WORK INSTRUCTIONS: All of the records shown below need to be copied with no differences.

RECORDS SUPPLIED:
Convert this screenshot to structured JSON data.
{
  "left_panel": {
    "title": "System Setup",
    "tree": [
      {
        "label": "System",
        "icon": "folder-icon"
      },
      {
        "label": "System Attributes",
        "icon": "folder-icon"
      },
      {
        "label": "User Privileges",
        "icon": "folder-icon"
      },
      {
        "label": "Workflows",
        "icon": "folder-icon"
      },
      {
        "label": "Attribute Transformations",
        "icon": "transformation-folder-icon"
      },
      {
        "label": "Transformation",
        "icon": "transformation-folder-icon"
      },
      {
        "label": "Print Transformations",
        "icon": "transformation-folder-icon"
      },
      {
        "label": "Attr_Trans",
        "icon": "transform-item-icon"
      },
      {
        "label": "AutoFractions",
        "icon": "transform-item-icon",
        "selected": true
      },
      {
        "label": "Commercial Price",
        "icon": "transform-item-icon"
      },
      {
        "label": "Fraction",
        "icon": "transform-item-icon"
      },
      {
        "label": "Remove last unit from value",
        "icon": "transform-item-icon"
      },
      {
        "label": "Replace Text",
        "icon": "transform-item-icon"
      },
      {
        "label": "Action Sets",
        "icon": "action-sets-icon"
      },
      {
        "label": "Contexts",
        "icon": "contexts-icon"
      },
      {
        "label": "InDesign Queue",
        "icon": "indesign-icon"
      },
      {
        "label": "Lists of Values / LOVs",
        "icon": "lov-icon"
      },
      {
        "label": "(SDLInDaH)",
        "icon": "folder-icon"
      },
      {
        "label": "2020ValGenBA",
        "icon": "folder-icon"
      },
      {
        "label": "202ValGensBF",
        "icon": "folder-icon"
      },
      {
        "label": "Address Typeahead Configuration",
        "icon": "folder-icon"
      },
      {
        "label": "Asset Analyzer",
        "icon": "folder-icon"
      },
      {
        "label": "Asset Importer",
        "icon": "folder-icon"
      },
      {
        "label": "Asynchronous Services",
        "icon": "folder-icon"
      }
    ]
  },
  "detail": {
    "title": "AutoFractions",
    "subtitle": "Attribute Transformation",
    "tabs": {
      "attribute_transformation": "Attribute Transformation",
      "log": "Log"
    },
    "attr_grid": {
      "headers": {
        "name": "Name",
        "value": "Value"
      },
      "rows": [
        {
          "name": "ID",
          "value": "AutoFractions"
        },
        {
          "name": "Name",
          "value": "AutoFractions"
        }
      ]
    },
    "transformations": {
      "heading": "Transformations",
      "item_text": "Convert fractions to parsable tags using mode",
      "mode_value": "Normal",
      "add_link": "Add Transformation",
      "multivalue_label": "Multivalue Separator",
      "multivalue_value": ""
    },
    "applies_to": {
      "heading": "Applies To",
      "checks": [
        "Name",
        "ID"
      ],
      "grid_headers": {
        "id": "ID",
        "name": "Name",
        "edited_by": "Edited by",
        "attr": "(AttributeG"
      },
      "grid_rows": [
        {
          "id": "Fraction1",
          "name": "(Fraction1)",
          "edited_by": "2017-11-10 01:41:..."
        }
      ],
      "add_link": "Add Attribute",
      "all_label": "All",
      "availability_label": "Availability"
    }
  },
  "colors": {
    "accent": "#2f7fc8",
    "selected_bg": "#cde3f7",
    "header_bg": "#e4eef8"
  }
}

TASK OUTPUT:
Convert this screenshot to structured JSON data.
{
  "left_panel": {
    "title": "System Setup",
    "tree": [
      {
        "label": "System",
        "icon": "folder-icon"
      },
      {
        "label": "System Attributes",
        "icon": "folder-icon"
      },
      {
        "label": "User Privileges",
        "icon": "folder-icon"
      },
      {
        "label": "Workflows",
        "icon": "folder-icon"
      },
      {
        "label": "Attribute Transformations",
        "icon": "transformation-folder-icon"
      },
      {
        "label": "Transformation",
        "icon": "transformation-folder-icon"
      },
      {
        "label": "Print Transformations",
        "icon": "transformation-folder-icon"
      },
      {
        "label": "Attr_Trans",
        "icon": "transform-item-icon"
      },
      {
        "label": "AutoFractions",
        "icon": "transform-item-icon",
        "selected": true
      },
      {
        "label": "Commercial Price",
        "icon": "transform-item-icon"
      },
      {
        "label": "Fraction",
        "icon": "transform-item-icon"
      },
      {
        "label": "Remove last unit from value",
        "icon": "transform-item-icon"
      },
      {
        "label": "Replace Text",
        "icon": "transform-item-icon"
      },
      {
        "label": "Action Sets",
        "icon": "action-sets-icon"
      },
      {
        "label": "Contexts",
        "icon": "contexts-icon"
      },
      {
        "label": "InDesign Queue",
        "icon": "indesign-icon"
      },
      {
        "label": "Lists of Values / LOVs",
        "icon": "lov-icon"
      },
      {
        "label": "(SDLInDaH)",
        "icon": "folder-icon"
      },
      {
        "label": "2020ValGenBA",
        "icon": "folder-icon"
      },
      {
        "label": "202ValGensBF",
        "icon": "folder-icon"
      },
      {
        "label": "Address Typeahead Configuration",
        "icon": "folder-icon"
      },
      {
        "label": "Asset Analyzer",
        "icon": "folder-icon"
      },
      {
        "label": "Asset Importer",
        "icon": "folder-icon"
      },
      {
        "label": "Asynchronous Services",
        "icon": "folder-icon"
      }
    ]
  },
  "detail": {
    "title": "AutoFractions",
    "subtitle": "Attribute Transformation",
    "tabs": {
      "attribute_transformation": "Attribute Transformation",
      "log": "Log"
    },
    "attr_grid": {
      "headers": {
        "name": "Name",
        "value": "Value"
      },
      "rows": [
        {
          "name": "ID",
          "value": "AutoFractions"
        },
        {
          "name": "Name",
          "value": "AutoFractions"
        }
      ]
    },
    "transformations": {
      "heading": "Transformations",
      "item_text": "Convert fractions to parsable tags using mode",
      "mode_value": "Normal",
      "add_link": "Add Transformation",
      "multivalue_label": "Multivalue Separator",
      "multivalue_value": ""
    },
    "applies_to": {
      "heading": "Applies To",
      "checks": [
        "Name",
        "ID"
      ],
      "grid_headers": {
        "id": "ID",
        "name": "Name",
        "edited_by": "Edited by",
        "attr": "(AttributeG"
      },
      "grid_rows": [
        {
          "id": "Fraction1",
          "name": "(Fraction1)",
          "edited_by": "2017-11-10 01:41:..."
        }
      ],
      "add_link": "Add Attribute",
      "all_label": "All",
      "availability_label": "Availability"
    }
  },
  "colors": {
    "accent": "#2f7fc8",
    "selected_bg": "#cde3f7",
    "header_bg": "#e4eef8"
  }
}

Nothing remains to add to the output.